We may find it from the food we eat. The transparent part above it is caused by the chlorine entering and dispersing to the matrix of the gel. It is important for us to know the properties of colloid that differentiate it from solutions and suspensions. 4. Colloids are everywhere. the water molecules is attracted to these lipophilic ends and therefore. Give an explanation for the results obtained in procedure II. yellow in color. The Tyndall effect is used to tell the difference between the different types of mixtures. and phenolphthalein. On the other hand. In the molecular point of view. The soap is called the emulsifying agent. colloid. we may say that a sample is a colloid. they are physically combined so we may also separate them by physical means like undergoing dialysis. This layer is Fe4[Fe(CN)6]3 or Prussian blue. which is blue in color.g. the air we breathe and even in nature. namely solution. covers and stops the oil from separating from the water molecules. temperature and polarity may also affect a colloidal system. 5. This is exhibited when dust particles are seen in the air when sunlight strikes them or when the lights emitted by the headlights from a car on a dusty road can be seen. A lyophobic colloid was formed when the sulfur-alcohol mixture solution was added to water. exhibiting a miscibility with the oil. the topmost layer. Aside from that the nature of substance involved. Following the procedures strictly in this experiment can help achieve theoretical results. Since these are mixtures. having a lipophilic end. 3. And finally. Through testing Tyndall effect and observing precipitation. The bottom gelatinous layer is composed of agar. which is seen as pink (due to the presence of a base and a base-indicator). What ions/compounds are responsible for the different colors observed in the Alexander’s patriotic tube? There were four observable layers in the Alexander’s patriotic tube. Tyndall effect and precipitation) make colloids different from solutions and suspensions. The upper layer. which is a highly insoluble substance but tends to form colloids. What is the role of soap solution in the oil emulsion prepared in procedure IB? The presence of polar and nonpolar ends in a soap solution bridged the immiscibility of oil and water. VIII. Their distinct properties (e. It is caused by reflection of light by very small particles in suspension in a transparent medium. This structure is called micelle. and suspension. It is recommended in this experiment to calculate exact amounts of reagents to obtain results close to the theoretical yield. Below are summaries of the types of colloids and the differences between colloid. was formed from the reaction of ferric chloride with potassium ferrocyanide. solution and suspension: . What causes Tyndall effect? Tyndall effect is the effect of light scattering on particles in colloidal systems. is from the excess ferric chloride. the soap. NaOH.polar ethanol was able to dissolve the sulfur under the presence of heat. CONCLUSION & RECOMMENDATIONS Colloids are mixtures wherein a substance is dispersed throughout another.
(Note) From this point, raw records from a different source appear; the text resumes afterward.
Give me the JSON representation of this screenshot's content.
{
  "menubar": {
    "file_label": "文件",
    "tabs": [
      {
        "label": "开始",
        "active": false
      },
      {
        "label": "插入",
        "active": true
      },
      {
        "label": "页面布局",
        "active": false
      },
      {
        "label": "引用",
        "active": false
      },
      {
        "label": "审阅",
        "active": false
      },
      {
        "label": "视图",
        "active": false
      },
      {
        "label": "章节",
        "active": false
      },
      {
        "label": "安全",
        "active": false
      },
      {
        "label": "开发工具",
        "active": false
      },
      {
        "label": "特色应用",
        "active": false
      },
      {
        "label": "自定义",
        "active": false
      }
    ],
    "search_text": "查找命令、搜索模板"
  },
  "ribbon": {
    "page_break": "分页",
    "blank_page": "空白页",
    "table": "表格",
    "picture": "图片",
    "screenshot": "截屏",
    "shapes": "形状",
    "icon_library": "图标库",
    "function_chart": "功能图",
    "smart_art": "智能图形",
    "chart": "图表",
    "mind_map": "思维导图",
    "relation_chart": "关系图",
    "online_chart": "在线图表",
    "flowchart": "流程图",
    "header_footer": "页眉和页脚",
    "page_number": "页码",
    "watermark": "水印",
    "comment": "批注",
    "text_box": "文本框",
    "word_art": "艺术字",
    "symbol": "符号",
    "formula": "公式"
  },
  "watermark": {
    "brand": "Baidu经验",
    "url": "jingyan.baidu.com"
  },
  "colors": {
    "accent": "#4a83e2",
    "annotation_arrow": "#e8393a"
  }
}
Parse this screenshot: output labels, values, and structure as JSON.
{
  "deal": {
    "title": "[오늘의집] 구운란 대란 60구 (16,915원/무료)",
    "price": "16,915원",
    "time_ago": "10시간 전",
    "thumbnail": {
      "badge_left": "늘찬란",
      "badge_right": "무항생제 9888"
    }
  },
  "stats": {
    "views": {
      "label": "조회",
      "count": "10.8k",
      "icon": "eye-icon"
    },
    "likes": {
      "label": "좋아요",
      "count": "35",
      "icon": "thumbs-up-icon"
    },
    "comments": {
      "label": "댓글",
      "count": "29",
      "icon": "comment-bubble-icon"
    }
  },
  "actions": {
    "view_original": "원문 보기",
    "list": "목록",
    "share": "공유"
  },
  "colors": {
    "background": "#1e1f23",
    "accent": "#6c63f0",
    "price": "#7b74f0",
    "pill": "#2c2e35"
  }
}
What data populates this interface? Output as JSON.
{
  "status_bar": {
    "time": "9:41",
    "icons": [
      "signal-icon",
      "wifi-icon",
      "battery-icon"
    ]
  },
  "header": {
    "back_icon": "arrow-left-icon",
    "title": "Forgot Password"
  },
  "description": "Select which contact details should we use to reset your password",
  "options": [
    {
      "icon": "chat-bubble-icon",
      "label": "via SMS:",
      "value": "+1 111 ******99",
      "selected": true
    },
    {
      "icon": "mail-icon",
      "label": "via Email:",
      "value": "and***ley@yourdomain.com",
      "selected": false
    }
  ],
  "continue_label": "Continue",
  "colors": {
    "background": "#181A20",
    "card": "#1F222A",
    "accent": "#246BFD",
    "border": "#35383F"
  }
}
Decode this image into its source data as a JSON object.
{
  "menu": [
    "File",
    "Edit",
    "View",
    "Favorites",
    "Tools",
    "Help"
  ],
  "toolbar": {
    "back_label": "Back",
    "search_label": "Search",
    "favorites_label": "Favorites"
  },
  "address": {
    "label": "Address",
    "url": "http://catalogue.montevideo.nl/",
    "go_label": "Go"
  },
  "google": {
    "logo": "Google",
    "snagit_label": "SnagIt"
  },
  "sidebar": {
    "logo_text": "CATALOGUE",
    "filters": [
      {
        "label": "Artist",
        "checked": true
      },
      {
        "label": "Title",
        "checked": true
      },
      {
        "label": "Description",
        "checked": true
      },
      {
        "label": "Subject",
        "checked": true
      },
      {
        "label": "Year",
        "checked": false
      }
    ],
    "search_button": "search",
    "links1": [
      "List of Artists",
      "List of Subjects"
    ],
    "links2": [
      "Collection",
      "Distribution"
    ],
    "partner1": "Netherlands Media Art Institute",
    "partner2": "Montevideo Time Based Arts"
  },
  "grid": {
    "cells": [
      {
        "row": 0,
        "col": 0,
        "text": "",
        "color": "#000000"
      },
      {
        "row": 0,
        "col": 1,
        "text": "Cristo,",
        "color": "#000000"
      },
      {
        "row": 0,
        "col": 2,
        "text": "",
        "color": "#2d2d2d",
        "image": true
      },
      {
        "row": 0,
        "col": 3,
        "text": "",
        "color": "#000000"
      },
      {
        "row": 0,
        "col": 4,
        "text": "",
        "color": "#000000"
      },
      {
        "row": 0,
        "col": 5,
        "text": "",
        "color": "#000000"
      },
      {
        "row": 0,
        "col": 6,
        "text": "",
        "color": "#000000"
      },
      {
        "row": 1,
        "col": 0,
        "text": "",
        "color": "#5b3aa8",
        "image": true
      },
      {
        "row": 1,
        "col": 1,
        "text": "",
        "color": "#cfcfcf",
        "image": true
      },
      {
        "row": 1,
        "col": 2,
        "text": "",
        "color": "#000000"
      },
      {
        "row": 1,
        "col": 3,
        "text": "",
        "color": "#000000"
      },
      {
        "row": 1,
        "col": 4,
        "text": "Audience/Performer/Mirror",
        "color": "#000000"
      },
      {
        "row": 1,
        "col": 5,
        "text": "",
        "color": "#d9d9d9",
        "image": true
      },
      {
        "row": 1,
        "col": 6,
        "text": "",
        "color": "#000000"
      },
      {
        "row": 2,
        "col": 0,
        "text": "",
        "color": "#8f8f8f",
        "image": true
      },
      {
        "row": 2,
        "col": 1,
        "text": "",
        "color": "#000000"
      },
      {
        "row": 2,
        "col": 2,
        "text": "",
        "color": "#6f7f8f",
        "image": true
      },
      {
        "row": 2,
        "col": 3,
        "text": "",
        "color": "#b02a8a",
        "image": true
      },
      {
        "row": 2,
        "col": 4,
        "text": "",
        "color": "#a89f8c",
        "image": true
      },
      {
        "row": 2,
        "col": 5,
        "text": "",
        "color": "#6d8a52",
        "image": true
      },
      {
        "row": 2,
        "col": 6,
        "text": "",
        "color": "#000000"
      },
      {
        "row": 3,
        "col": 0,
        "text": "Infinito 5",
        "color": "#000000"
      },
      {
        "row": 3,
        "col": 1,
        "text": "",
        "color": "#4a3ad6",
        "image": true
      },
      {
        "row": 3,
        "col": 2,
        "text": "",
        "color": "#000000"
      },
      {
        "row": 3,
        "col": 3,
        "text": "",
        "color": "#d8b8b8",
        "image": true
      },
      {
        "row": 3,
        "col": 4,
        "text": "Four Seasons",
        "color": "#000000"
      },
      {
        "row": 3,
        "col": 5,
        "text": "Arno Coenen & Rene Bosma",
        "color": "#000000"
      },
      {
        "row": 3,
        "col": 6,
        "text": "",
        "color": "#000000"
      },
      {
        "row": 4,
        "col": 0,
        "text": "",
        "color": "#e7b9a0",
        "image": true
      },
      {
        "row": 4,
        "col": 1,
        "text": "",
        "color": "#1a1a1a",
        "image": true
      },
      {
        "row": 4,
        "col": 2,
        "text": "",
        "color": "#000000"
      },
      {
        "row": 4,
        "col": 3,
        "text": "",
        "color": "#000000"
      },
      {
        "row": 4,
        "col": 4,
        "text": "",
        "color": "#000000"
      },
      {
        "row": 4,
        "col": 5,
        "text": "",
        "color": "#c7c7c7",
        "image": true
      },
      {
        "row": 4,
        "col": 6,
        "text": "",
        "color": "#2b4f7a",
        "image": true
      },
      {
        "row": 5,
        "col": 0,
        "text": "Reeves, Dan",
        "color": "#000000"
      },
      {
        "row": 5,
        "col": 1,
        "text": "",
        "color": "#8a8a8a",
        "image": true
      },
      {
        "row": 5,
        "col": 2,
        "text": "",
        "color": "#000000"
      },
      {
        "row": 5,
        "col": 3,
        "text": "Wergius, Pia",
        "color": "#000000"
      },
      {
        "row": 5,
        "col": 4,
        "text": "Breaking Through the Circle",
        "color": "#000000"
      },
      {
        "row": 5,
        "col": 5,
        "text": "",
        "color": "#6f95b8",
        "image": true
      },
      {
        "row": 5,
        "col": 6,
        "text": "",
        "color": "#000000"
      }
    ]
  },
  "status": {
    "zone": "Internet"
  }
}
. Manila. All rights reserved. © 1993-2006 Microsoft Corporation. Singapore: Pearson Education (Asia) Pte Ltd. Lemay Jr. th E. Committee on General Chemistry (2006). H.. REFERENCES Brown. Manuntag.). E. L. B. Philippines: University of the Philippines Manila Microsoft ® Encarta ® 2007. Bursten.). T. Glenn Vincent . Laboratory manual in general chemistry (2006 ed.. Monica Earl Tumimbang. I hereby certify that I have given substantial contribution to this report. Chemistry: The Central Science (9 ed.IX.